Start of Block

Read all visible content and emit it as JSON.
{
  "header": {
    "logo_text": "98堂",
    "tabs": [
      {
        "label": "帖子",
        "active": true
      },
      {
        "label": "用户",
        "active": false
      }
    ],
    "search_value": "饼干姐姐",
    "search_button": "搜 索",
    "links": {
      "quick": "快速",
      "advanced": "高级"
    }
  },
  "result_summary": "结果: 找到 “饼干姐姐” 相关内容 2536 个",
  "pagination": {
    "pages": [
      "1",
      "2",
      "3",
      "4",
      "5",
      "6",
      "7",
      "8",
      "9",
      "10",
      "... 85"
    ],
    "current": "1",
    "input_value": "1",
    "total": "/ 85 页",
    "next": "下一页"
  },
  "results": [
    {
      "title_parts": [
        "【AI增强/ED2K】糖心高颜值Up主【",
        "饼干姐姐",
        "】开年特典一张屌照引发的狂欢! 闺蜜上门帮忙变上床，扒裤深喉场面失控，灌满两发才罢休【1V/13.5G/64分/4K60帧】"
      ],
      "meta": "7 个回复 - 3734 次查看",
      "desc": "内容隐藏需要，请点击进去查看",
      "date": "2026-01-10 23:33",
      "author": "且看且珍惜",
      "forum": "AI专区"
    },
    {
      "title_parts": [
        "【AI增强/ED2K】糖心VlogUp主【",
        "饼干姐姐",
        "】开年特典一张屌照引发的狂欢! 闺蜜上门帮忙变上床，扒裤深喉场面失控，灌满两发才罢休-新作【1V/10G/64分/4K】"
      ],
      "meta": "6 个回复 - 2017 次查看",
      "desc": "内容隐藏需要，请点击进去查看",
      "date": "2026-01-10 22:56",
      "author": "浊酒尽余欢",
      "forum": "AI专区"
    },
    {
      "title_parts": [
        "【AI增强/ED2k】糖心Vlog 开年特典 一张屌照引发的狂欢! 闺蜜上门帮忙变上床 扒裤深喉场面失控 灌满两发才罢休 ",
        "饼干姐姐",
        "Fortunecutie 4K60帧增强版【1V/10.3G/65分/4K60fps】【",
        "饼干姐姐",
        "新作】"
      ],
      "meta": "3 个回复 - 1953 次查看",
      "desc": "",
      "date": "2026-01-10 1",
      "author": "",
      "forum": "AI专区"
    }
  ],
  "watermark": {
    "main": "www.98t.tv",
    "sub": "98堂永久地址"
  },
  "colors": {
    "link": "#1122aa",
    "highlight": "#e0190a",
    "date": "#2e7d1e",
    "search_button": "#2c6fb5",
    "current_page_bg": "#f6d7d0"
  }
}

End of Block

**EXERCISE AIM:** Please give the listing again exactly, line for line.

**YOUR SOLUTION:**
Read all visible content and emit it as JSON.
{
  "header": {
    "logo_text": "98堂",
    "tabs": [
      {
        "label": "帖子",
        "active": true
      },
      {
        "label": "用户",
        "active": false
      }
    ],
    "search_value": "饼干姐姐",
    "search_button": "搜 索",
    "links": {
      "quick": "快速",
      "advanced": "高级"
    }
  },
  "result_summary": "结果: 找到 “饼干姐姐” 相关内容 2536 个",
  "pagination": {
    "pages": [
      "1",
      "2",
      "3",
      "4",
      "5",
      "6",
      "7",
      "8",
      "9",
      "10",
      "... 85"
    ],
    "current": "1",
    "input_value": "1",
    "total": "/ 85 页",
    "next": "下一页"
  },
  "results": [
    {
      "title_parts": [
        "【AI增强/ED2K】糖心高颜值Up主【",
        "饼干姐姐",
        "】开年特典一张屌照引发的狂欢! 闺蜜上门帮忙变上床，扒裤深喉场面失控，灌满两发才罢休【1V/13.5G/64分/4K60帧】"
      ],
      "meta": "7 个回复 - 3734 次查看",
      "desc": "内容隐藏需要，请点击进去查看",
      "date": "2026-01-10 23:33",
      "author": "且看且珍惜",
      "forum": "AI专区"
    },
    {
      "title_parts": [
        "【AI增强/ED2K】糖心VlogUp主【",
        "饼干姐姐",
        "】开年特典一张屌照引发的狂欢! 闺蜜上门帮忙变上床，扒裤深喉场面失控，灌满两发才罢休-新作【1V/10G/64分/4K】"
      ],
      "meta": "6 个回复 - 2017 次查看",
      "desc": "内容隐藏需要，请点击进去查看",
      "date": "2026-01-10 22:56",
      "author": "浊酒尽余欢",
      "forum": "AI专区"
    },
    {
      "title_parts": [
        "【AI增强/ED2k】糖心Vlog 开年特典 一张屌照引发的狂欢! 闺蜜上门帮忙变上床 扒裤深喉场面失控 灌满两发才罢休 ",
        "饼干姐姐",
        "Fortunecutie 4K60帧增强版【1V/10.3G/65分/4K60fps】【",
        "饼干姐姐",
        "新作】"
      ],
      "meta": "3 个回复 - 1953 次查看",
      "desc": "",
      "date": "2026-01-10 1",
      "author": "",
      "forum": "AI专区"
    }
  ],
  "watermark": {
    "main": "www.98t.tv",
    "sub": "98堂永久地址"
  },
  "colors": {
    "link": "#1122aa",
    "highlight": "#e0190a",
    "date": "#2e7d1e",
    "search_button": "#2c6fb5",
    "current_page_bg": "#f6d7d0"
  }
}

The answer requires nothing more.